“In the 1990 Quiksilver/Aikau event, still considered by many to be the most exciting big-wave contest ever seen, (Keone) Downing was regarded as a longshot contender. But he selected waves perfectly, went through the one-day event without so much as a slip or bobble, and led from start to finish. He rode a board shaped by his father. Downing’s $55,000 winner’s check was the sport’s biggest-ever cash prize at the time.In 2013, the 59-year-old Downing was on the alternate list for the Quiksilver/Aikau event. He also owned and operated Downing Hawaii, the surfboard shop his father launched in 1968.”

It says a lot, to me, about Kelly’s appreciation of the craft of surfboard making that he would approach Keone, in the first place. As it transpires, Keone built Kelly two boards for last year’s J-Bay contest, one a five-ten, one a five-eleven,

Keone didn’t hear anything for a year until, two nights ago, he woke up to a text from Kelly telling him he’d ridden the five-ten and that he might want to check the heat analyser to examine its performance.

The board in question Keone calls the M2K, because of the influence of two shapers, Maurice Cole and Martial Crumand his own first initial.

Keone had traded boards with the 1988 world champ Barton Lynch, whom he knows well and who was riding a Maurice Cole, and was fascinated by the performance of the deep single concave.

Around the same time, his pal Martial Crum was working on a “booster pocket” or deep concave in the tail section of the board. Keone moved the single concave back between the legs (“This is where the drive is going to come from,” says Keone), threw in a little booster pocket, made it to Kelly’s dimensions (5’10” x 18 3/16″ x 2 1/4″) and glassed it with four-ounce both sides with a four-ounce stomp pad 13 one third up the board. This ain’t no hyper-light epoxy.

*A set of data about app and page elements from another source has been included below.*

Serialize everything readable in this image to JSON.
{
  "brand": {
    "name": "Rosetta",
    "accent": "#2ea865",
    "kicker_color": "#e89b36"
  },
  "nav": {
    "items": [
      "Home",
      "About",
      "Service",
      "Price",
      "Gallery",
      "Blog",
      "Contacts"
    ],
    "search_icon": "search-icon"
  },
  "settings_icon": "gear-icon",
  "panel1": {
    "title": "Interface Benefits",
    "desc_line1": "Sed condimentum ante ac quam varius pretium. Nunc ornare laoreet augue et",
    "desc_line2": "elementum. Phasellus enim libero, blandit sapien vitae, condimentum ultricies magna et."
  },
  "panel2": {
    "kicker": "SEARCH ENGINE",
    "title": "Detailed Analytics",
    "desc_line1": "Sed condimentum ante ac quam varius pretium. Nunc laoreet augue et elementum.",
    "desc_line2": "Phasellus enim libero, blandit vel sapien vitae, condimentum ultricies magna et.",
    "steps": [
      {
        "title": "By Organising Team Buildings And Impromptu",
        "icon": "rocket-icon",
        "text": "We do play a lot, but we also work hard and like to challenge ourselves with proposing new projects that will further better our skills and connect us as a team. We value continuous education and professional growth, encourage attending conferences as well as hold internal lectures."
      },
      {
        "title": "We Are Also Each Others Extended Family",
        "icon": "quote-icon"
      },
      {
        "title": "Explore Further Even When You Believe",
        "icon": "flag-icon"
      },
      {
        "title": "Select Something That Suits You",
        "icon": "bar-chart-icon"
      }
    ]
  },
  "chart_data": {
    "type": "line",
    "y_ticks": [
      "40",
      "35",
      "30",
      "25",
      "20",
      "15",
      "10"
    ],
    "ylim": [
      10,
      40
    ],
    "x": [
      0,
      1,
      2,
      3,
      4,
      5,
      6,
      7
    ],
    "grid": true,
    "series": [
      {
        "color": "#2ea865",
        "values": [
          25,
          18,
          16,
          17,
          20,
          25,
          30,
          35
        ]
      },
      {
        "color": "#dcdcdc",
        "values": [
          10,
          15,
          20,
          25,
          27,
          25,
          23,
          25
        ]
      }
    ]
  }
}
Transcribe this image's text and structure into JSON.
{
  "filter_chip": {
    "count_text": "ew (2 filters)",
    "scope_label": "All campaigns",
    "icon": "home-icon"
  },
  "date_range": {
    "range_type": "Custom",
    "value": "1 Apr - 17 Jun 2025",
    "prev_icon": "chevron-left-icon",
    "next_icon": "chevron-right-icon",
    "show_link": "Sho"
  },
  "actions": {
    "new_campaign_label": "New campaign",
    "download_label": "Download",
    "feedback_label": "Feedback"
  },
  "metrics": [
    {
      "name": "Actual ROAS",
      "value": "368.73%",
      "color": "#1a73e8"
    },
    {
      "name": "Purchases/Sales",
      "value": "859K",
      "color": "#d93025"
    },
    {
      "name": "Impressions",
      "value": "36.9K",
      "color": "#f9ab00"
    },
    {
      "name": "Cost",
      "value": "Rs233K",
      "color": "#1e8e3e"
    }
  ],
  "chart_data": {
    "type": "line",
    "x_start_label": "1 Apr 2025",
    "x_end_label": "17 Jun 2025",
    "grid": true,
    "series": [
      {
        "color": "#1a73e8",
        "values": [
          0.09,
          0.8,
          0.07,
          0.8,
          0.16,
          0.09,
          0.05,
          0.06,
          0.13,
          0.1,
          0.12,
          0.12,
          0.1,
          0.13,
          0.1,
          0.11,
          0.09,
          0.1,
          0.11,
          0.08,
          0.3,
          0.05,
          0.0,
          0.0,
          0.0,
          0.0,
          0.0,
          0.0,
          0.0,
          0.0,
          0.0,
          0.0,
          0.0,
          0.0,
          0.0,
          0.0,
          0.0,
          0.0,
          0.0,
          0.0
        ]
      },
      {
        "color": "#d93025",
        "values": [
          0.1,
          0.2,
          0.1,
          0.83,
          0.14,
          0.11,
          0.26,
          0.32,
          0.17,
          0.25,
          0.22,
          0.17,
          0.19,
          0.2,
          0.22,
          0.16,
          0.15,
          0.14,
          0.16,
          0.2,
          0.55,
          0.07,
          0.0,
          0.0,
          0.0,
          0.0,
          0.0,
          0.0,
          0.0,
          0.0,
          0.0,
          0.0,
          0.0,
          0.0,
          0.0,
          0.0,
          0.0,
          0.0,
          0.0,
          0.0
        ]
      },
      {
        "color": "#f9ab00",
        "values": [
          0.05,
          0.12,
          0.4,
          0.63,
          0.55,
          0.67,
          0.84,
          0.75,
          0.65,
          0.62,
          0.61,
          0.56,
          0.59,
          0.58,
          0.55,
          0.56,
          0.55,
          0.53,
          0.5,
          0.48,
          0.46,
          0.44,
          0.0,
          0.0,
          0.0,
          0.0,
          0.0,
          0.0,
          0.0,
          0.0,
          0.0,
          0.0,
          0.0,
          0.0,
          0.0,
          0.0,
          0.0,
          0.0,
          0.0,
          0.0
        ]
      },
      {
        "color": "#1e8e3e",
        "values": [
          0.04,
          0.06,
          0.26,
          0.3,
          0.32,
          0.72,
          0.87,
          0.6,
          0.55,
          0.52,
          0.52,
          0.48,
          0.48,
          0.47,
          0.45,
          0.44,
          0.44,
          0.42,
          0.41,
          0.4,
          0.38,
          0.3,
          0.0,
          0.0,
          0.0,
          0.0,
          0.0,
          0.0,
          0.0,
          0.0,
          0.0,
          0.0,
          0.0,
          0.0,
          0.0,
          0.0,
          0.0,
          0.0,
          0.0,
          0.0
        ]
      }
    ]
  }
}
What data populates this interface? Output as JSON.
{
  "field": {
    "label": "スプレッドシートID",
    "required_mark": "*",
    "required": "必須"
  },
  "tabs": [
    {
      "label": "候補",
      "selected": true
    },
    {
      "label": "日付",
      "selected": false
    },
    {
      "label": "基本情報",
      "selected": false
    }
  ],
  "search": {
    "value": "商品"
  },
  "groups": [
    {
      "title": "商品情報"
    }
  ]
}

“You’ve got to give credit to who inspires you,” says Keone. “We’re all artists, we’re all inspired by something. There’s something that triggers our inspiration that makes you want to go out and create. I always appreciate those people.”

Watch Keone’s board under Kelly’s feet here.

And, if you want to talk with Keone about a custom board, hit here.